Typical Ceilidh Evening
Bearing in mind that we’re flexible about schedules here’s some typical set ups.
First ceilidh session of 75 minutes is just right for most occasions. After 2 or 3 dances we will probably play an instrumental then continue with another 2 or 3 dances and so on until the break.
In the break of up to 30 minutes there’s the opportunity for cake cutting, more food, time for a good old natter and catch up. We can put some background music on.
Second ceilidh session of 75 minutes. Often when even the most shy and reluctant dancers become unstoppable on the dance floor! We’ll bring the whole celebration together at the end with a big circle dance that everyone will join in with.
Just a Ceilidh - 2 x 75 minute ceilidh sets
Band set up: 6:30 - 8:00pm
First Set: 8pm until 9:15
Break: 9:15 to 9:45
Second Set: 9:45 to 11
But will people dance, you might wonder?
Don’t worry we have strategies!
Top tips to get lots of people dancing;
Firstly we often start out with a very easy ‘ice breaker’ dance, a ‘Farandole’, which is basically a medieval line dance - doesn’t require any skills other than being able to hold hands and go where ever the caller takes you – he’ll lead the line so no pressure for anyone. No excuses for not joining in though – it’s your big day – how could they refuse! Almost everyone will get swept up by this one.
If the Bride and Groom dance then that will encourage everyone else. It's lovely to see the newly weds take up the position of 'top couple' (as indeed they are!) for the first few dances.

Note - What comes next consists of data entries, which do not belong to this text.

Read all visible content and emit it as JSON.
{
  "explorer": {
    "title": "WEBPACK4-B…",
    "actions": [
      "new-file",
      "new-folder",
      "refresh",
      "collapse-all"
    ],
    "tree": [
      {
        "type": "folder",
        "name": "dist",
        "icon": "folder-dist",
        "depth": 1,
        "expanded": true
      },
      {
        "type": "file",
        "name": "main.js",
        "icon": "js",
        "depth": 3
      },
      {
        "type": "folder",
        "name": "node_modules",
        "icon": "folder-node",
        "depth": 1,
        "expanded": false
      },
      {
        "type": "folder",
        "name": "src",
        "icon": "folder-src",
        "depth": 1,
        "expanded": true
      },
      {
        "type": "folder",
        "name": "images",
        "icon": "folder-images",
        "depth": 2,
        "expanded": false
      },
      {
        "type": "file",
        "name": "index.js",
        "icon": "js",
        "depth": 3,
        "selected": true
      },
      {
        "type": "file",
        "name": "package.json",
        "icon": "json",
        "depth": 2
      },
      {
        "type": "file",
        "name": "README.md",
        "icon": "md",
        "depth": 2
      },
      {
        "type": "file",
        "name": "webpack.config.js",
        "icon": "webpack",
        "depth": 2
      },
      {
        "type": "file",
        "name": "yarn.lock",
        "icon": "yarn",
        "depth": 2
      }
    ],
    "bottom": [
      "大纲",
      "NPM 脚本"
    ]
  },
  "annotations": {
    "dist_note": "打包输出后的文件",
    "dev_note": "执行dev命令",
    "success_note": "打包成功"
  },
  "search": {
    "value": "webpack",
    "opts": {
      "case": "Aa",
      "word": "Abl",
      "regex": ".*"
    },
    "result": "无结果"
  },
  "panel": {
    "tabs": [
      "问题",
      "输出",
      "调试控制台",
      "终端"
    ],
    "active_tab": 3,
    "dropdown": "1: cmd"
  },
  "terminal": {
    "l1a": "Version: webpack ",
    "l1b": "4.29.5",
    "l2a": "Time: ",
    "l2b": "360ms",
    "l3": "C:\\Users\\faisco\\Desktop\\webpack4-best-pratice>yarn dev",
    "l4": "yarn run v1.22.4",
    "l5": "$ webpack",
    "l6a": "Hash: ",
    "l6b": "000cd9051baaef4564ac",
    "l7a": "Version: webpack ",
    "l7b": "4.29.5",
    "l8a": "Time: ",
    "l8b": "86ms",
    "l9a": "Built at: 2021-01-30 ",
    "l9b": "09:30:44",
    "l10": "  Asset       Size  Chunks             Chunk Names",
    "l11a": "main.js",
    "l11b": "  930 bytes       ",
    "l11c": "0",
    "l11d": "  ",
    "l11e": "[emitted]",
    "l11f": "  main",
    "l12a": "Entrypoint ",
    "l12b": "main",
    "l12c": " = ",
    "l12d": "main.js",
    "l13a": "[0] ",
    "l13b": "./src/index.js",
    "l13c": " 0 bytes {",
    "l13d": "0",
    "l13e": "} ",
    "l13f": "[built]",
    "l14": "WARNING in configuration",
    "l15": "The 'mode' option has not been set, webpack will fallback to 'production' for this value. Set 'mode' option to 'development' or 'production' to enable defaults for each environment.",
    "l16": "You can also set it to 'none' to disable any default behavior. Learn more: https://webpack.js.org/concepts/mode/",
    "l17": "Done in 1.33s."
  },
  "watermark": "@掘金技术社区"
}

Ideal for a couple of easy dances we might include in the first session - our simple version of The Virginia Reel or perhaps Galopede.
Recruit your bridesmaids, the best man and willing relatives to dance and then to invite hesitant guests onto the dance floor. The shy are often just looking for an excuse to get up there.
Liaise with the venue to create Subdued lighting - creates a more intimate atmosphere and people won’t feel exposed on the dance floor.
'Sensible foot wear!' Pre-warn your guests that bringing comfortable shoes might be a good idea for dancing.
Having the dance floor central rather than in another room - guests can dance and have a sit down and natter all in the same area. Having the bar in there also helps.
Many couples choose a special song for their ‘first dance’ - we'll gladly play this through our sound system from your device. Some couples just want to crack on with the dancing – it is entirely up to you.
As a folky alternative to the above we can play some live music for a very romantic dance called The Rosa – it’s pretty straight forward but the bride and groom can learn this before hand and ‘perform’ it at the beginning of the evening in front of their amazed guests! Other couples can then join in by copying or by just doing a waltz.
Here's a couple of youtube videos of the dance - from a wedding (not from any of ours) and a demonstration/instruction video of the dance.
THE GRAND MARCH
This makes a great start to a wedding - the 'big entrance' for the bride & groom.
Quite a tradition in Scotland and in fact in many cultures around the world.
See our blog post and video footage about this recent addition.
Ceilidh and Disco (Your playlist or a hired DJ)
If you love a bop at the end of the evening, then slightly shorter ceilidh sessions (2 x I hour) are probably ideal in order to fit everything in.
Band set up: 6 – 7:30pm
First Ceilidh Set: 7:30 until 8:30pm
Break: 8:30 to 9:00
Second Ceilidh Set 9:00 to 10:00
Disco/DJ: 10:00 to Midnight
PA HIRE for Disco, Wedding Breakfast Speeches & background music.
Post Ceilidh PA Disco Hire -Bop Til You Drop using your own playlist from your device - pump out the tunes through our quality PA (RCF 700 watt rms 15inch speakers offer plenty of bass & volume for most venues & disco lighting included – (details of the PA and lights available will be on this website soon)
Daylong Hire for Speeches so that no one misses the best man's carefully honed jokes! and background music during the Wedding Breakfast. We'll come and set up the equipment which will include quality microphones and PA system.